U.S. Supreme Court
Paul v. Davis, 424 U.S. 693 (1976)
Paul v. Davis
Argued November 4, 1975
Decided March 23, 1976
424 U.S. 693
A photograph of respondent bearing his name was included in a "flyer" of "active shoplifters," after he had been arrested on a shoplifting charge in Louisville, Ky. After that charge had been dismissed, respondent brought this action under 42 U.S.C. § 1983 against petitioner police chiefs, who had distributed the flyer to area merchants, alleging that petitioners' action under color of law deprived him of his constitutional rights. The District Court granted petitioners' motion to dismiss. The Court of Appeals reversed, relying on Wisconsin v. Constantineau, 400 U. S. 433. Held:
1. Petitioners' action in distributing the flyer did not deprive respondent of any "liberty" or "property" rights secured against state deprivation by the Due Process Clause of the Fourteenth Amendment. Pp. 424 U. S. 699-710.
(a) The Due Process Clause does not ex proprio vigore extend to a person a right to be free of injury wherever the State may be characterized as the tortfeasor. Pp. 424 U. S. 699-701.
(b) Reputation alone, apart from some more tangible interests such as employment, does not implicate any "liberty" or "property" interests sufficient to invoke the procedural protection of the Due Process Clause; hence, to establish a claim under § 1983 and the Fourteenth Amendment, more must be involved than simply defamation by a state official. Wisconsin v. Constantineau, supra, distinguished. Pp. 424 U. S. 701-710.
(c) Kentucky law does not extend to respondent any legal guarantee of present enjoyment of reputation that has been altered by petitioners' actions, and the interest in reputation alone is thus quite different from the "liberty" or "property" recognized in such decisions as Bell v. Burson, 402 U. S. 535, and Morrissey v. Brewer, 408 U. S. 471, where the guarantee of due process required certain procedural safeguards before the State could alter the status of the complainants. Pp. 424 U. S. 710-712.

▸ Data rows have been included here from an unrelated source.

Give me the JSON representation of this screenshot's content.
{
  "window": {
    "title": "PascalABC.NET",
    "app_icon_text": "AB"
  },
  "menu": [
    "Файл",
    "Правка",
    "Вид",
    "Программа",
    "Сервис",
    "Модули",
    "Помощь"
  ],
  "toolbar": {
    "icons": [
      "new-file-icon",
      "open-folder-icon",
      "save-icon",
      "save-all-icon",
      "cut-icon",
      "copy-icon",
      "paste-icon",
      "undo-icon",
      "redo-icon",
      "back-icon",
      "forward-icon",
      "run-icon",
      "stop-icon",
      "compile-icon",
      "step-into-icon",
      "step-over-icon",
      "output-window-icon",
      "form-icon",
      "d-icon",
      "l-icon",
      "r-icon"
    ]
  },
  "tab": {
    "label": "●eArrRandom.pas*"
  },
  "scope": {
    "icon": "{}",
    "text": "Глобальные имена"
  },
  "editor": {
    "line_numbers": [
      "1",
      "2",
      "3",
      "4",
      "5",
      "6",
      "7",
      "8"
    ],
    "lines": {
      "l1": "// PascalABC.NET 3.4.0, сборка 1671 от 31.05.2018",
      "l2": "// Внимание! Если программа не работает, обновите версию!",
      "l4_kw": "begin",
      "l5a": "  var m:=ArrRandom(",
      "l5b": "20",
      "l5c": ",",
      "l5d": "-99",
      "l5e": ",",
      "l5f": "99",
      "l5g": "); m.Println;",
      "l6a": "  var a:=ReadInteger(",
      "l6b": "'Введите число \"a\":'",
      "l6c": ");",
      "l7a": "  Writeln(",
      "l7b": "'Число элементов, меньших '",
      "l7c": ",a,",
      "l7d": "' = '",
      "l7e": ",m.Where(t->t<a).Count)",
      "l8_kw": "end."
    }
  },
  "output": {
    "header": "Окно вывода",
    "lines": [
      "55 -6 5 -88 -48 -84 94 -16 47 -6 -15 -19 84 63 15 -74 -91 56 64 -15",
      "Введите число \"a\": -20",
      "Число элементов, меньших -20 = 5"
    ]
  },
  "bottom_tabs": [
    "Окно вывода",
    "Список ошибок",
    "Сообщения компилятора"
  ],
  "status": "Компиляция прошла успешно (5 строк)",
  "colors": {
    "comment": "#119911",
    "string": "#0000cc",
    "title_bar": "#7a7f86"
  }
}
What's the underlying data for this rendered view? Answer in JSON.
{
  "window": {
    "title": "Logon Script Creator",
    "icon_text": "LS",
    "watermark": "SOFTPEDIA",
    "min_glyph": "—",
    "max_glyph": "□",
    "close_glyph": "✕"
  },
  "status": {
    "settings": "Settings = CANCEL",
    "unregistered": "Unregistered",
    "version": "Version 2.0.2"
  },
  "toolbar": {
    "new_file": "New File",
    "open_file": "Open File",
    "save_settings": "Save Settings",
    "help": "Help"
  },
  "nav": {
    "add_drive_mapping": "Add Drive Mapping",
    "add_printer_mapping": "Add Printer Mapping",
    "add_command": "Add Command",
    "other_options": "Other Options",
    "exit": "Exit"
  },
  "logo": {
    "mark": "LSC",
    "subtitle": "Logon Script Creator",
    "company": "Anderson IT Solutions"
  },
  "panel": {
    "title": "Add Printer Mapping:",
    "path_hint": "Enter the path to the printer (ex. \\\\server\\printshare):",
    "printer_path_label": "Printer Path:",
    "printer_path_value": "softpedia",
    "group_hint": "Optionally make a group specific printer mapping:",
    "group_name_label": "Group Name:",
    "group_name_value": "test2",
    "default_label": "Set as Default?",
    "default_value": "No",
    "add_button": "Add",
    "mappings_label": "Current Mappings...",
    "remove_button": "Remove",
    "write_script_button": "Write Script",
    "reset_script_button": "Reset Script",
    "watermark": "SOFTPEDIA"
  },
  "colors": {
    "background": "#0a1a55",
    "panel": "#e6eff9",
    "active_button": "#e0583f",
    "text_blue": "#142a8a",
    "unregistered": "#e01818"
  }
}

2. Respondent's contention that petitioners' defamatory flyer deprived him of his constitutional right to privacy is without chanroblesvirtualawlibrary
merit, being based not upon any challenge to the State's ability to restrict his freedom of action in a sphere contended to be "private," but on a claim that the State may not publicize a record of an official act like an arrest. Pp. 424 U. S. 712-713.
505 F.2d 1180, reversed.
REHNQUIST, J., delivered the opinion of the Court, in which BURGER, C.J.,and STEWART, BLACKMUN, and POWELL, JJ., joined. BRENNAN, J., filed a dissenting opinion, in which MARSHALL, J., joined, and in which WHITE, J., joined in part, post, p. 424 U. S. 714. STEVENS, J., took no part in the consideration or decision of the case.